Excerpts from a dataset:
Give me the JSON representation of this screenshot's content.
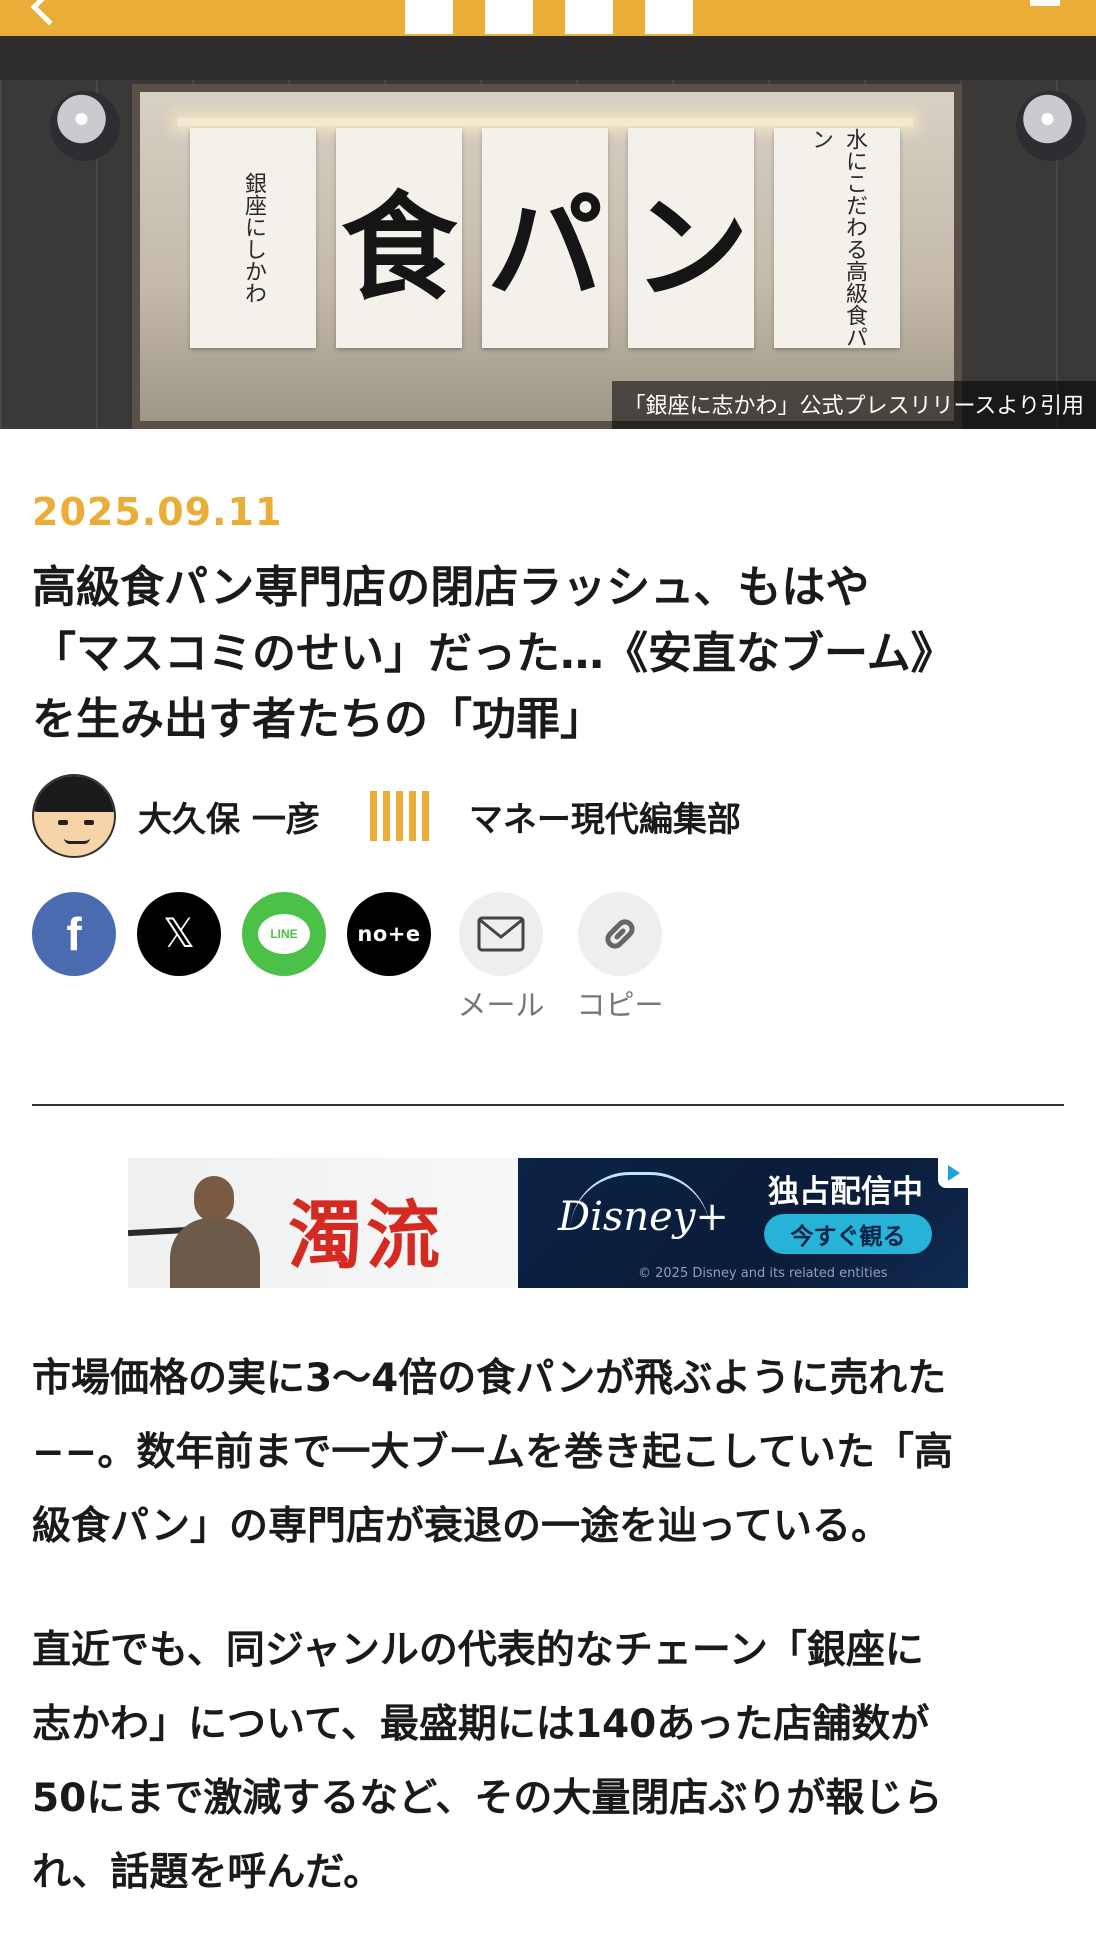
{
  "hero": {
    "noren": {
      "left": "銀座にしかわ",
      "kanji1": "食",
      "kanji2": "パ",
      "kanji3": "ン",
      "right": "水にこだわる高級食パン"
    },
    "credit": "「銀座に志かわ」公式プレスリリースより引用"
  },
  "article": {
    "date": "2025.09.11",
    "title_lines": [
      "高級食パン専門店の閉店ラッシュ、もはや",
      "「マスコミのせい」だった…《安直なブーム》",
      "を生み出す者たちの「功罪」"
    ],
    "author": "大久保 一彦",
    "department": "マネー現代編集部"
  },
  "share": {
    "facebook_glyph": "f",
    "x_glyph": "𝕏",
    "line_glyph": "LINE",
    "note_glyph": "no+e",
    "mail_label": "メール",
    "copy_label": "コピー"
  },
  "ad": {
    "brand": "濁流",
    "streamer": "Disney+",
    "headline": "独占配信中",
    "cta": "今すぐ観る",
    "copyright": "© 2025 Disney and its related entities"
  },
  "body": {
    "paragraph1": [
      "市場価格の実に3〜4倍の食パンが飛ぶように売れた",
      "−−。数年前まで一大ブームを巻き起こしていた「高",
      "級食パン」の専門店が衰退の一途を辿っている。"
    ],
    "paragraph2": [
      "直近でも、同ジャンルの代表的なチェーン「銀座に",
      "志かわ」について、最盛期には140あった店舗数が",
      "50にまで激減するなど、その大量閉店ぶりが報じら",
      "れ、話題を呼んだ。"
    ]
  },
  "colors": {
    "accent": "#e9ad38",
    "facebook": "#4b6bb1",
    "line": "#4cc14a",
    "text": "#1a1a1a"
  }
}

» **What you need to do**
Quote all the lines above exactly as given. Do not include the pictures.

» **Result for this task**
Give me the JSON representation of this screenshot's content.
{
  "hero": {
    "noren": {
      "left": "銀座にしかわ",
      "kanji1": "食",
      "kanji2": "パ",
      "kanji3": "ン",
      "right": "水にこだわる高級食パン"
    },
    "credit": "「銀座に志かわ」公式プレスリリースより引用"
  },
  "article": {
    "date": "2025.09.11",
    "title_lines": [
      "高級食パン専門店の閉店ラッシュ、もはや",
      "「マスコミのせい」だった…《安直なブーム》",
      "を生み出す者たちの「功罪」"
    ],
    "author": "大久保 一彦",
    "department": "マネー現代編集部"
  },
  "share": {
    "facebook_glyph": "f",
    "x_glyph": "𝕏",
    "line_glyph": "LINE",
    "note_glyph": "no+e",
    "mail_label": "メール",
    "copy_label": "コピー"
  },
  "ad": {
    "brand": "濁流",
    "streamer": "Disney+",
    "headline": "独占配信中",
    "cta": "今すぐ観る",
    "copyright": "© 2025 Disney and its related entities"
  },
  "body": {
    "paragraph1": [
      "市場価格の実に3〜4倍の食パンが飛ぶように売れた",
      "−−。数年前まで一大ブームを巻き起こしていた「高",
      "級食パン」の専門店が衰退の一途を辿っている。"
    ],
    "paragraph2": [
      "直近でも、同ジャンルの代表的なチェーン「銀座に",
      "志かわ」について、最盛期には140あった店舗数が",
      "50にまで激減するなど、その大量閉店ぶりが報じら",
      "れ、話題を呼んだ。"
    ]
  },
  "colors": {
    "accent": "#e9ad38",
    "facebook": "#4b6bb1",
    "line": "#4cc14a",
    "text": "#1a1a1a"
  }
}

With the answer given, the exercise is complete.